──────── Exercise material ────────

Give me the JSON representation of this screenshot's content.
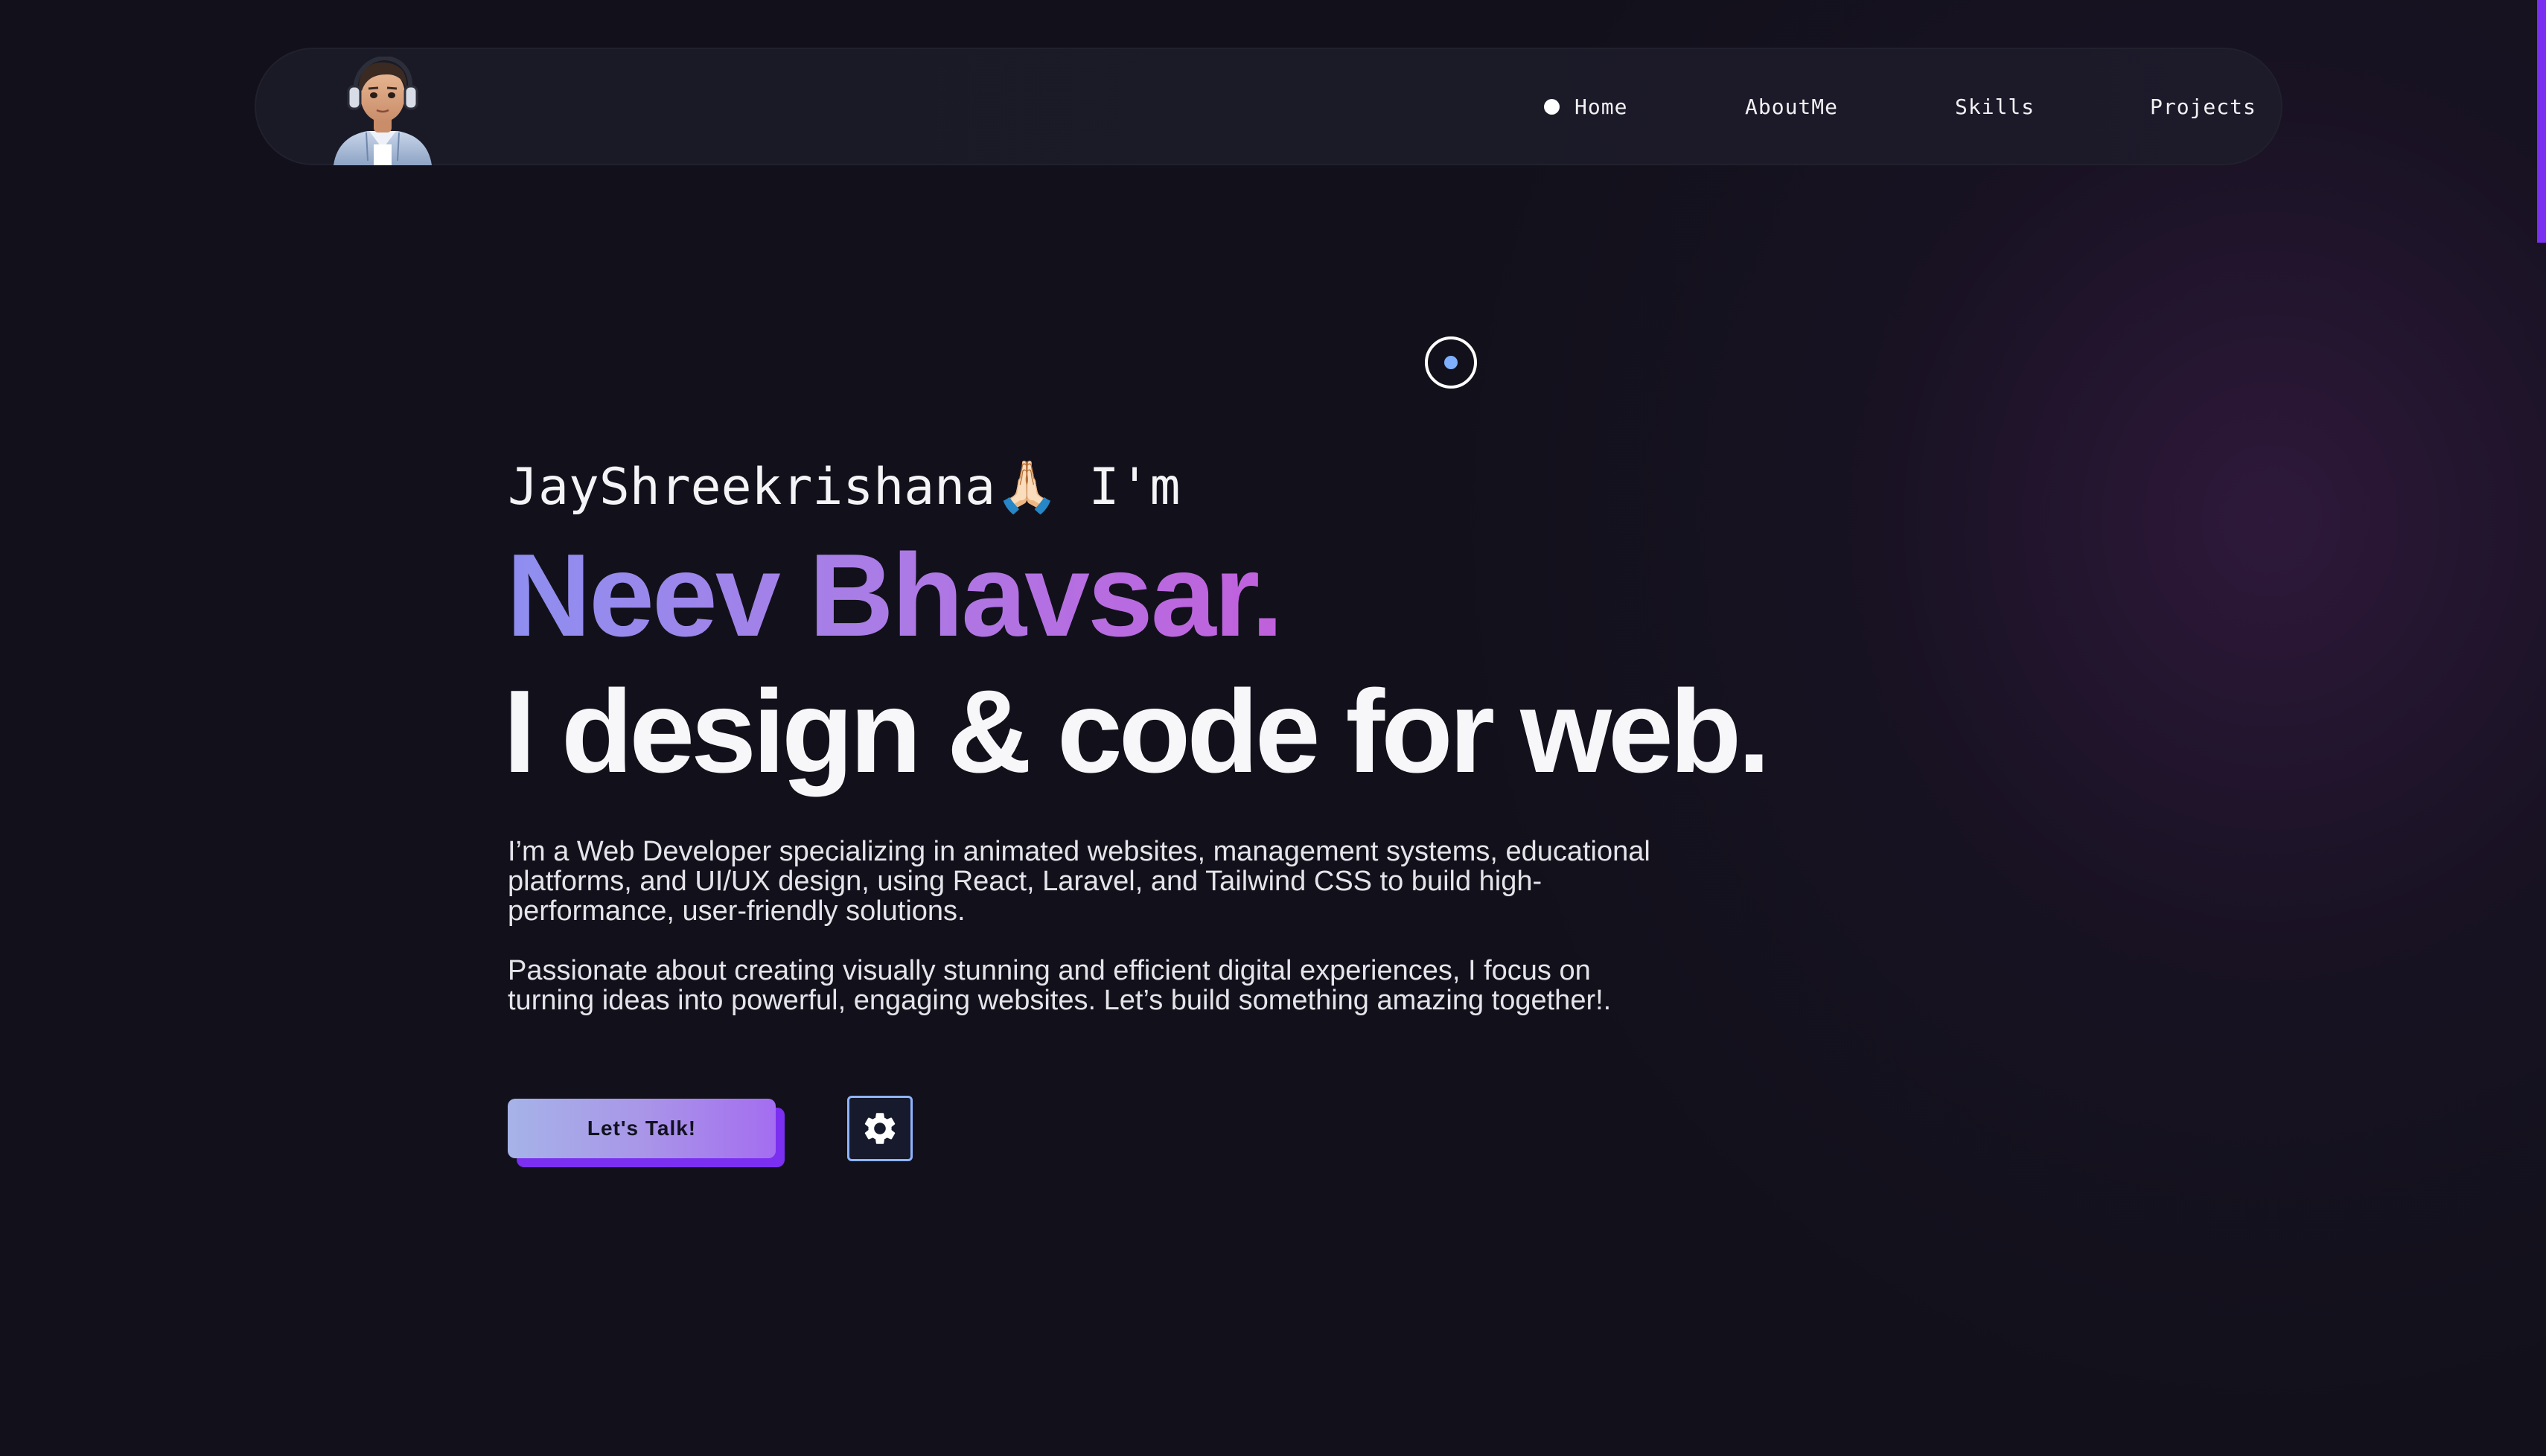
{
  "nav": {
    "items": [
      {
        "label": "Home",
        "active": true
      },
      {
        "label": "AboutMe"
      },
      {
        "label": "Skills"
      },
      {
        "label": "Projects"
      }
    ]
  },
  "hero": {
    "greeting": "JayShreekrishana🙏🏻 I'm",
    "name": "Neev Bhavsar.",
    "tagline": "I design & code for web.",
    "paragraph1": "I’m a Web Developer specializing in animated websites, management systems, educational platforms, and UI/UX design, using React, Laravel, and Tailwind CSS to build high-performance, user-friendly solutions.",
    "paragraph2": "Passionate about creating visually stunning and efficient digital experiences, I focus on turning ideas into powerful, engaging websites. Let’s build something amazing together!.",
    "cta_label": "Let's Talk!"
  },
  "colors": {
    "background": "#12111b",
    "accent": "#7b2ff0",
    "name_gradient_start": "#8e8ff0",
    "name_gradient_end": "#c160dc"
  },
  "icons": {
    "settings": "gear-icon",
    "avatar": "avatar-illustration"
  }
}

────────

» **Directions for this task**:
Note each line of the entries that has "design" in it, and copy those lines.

» **Solution to the exercise**:
    "tagline": "I design & code for web.",
    "paragraph1": "I’m a Web Developer specializing in animated websites, management systems, educational platforms, and UI/UX design, using React, Laravel, and Tailwind CSS to build high-performance, user-friendly solutions.",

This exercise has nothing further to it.